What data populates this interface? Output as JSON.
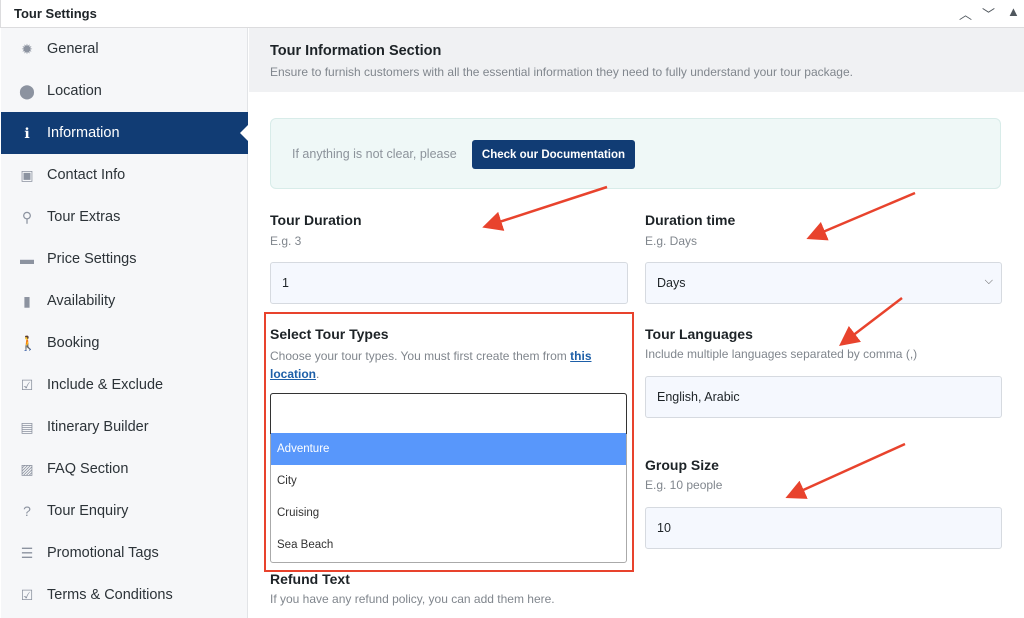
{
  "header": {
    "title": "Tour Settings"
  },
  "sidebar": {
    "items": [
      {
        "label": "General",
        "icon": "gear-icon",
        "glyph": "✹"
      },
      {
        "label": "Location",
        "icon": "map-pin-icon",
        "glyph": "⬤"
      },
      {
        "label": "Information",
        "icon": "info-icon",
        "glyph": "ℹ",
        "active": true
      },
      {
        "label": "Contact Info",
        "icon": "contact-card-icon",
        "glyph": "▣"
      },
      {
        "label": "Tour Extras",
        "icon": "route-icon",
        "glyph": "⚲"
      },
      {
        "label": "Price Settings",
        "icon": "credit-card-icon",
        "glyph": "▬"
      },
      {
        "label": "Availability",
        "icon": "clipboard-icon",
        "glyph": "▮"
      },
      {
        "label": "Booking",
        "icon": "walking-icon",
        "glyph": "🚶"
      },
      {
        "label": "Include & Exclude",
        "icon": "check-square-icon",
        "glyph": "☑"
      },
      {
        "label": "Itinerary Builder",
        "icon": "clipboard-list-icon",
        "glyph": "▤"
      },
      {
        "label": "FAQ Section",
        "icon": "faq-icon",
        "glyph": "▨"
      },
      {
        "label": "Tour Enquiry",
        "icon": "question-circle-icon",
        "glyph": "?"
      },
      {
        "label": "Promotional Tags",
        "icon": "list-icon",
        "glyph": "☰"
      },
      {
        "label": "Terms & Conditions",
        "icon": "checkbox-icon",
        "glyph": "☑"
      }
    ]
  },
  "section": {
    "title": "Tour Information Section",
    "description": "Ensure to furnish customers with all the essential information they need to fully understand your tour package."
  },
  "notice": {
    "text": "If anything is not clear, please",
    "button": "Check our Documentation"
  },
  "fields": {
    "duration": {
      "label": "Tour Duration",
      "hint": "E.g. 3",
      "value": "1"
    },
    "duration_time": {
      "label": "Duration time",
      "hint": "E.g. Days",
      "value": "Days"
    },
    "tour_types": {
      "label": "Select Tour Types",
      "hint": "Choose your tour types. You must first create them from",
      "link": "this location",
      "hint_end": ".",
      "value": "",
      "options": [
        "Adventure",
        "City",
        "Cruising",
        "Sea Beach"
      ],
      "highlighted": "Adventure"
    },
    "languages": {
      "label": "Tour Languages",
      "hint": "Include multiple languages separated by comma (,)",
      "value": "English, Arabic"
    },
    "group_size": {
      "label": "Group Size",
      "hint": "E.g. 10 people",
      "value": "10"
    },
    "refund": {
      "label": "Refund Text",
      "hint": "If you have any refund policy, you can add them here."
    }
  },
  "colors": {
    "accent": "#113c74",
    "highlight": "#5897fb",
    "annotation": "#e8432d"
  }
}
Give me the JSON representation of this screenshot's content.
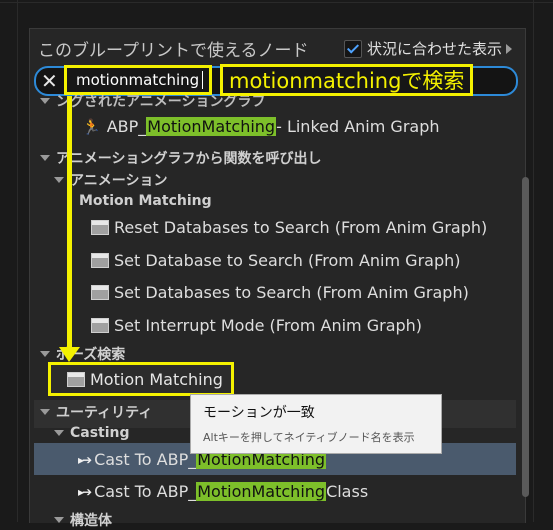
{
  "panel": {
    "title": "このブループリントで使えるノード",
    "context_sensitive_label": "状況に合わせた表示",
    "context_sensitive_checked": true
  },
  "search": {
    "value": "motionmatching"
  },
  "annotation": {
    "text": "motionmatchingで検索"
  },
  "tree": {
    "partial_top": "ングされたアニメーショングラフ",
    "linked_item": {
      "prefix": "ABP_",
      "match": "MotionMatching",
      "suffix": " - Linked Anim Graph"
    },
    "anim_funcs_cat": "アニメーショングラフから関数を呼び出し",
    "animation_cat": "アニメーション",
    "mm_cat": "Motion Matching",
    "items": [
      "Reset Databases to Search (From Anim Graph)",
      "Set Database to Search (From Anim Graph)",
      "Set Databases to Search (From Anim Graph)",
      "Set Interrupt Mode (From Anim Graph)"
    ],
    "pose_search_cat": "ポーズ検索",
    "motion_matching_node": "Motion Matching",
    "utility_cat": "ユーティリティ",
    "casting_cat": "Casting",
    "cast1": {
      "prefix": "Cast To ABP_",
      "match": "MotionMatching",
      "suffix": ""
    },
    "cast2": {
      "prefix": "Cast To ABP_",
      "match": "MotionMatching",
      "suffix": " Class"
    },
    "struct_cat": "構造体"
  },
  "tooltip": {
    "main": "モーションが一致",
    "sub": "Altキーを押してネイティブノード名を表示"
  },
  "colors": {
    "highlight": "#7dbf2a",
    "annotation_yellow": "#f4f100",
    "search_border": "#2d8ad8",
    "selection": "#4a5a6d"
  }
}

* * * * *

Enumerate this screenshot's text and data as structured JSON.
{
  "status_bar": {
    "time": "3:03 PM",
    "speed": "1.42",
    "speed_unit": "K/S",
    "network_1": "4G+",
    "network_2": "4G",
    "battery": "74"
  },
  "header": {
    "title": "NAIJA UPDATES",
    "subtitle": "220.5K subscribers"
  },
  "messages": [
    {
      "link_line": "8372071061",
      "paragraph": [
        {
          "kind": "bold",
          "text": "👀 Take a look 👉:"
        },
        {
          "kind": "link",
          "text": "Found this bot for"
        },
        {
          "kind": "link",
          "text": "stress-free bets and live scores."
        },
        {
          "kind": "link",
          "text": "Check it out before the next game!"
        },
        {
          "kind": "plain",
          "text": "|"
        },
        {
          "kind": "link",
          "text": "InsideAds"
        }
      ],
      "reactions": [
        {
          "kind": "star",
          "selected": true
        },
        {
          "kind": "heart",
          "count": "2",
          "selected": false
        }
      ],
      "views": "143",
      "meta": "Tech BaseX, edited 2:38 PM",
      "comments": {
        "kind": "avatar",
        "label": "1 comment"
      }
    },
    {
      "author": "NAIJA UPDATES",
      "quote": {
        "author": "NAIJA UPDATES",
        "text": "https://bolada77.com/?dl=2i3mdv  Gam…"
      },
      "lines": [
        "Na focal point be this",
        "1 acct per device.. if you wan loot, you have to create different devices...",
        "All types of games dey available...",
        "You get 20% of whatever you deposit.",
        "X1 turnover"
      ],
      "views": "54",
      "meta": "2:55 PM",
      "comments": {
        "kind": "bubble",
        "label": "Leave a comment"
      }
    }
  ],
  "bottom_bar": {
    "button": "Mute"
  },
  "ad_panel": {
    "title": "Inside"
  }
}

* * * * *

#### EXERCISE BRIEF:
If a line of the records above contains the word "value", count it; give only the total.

#### YOUR RESPONSE:
6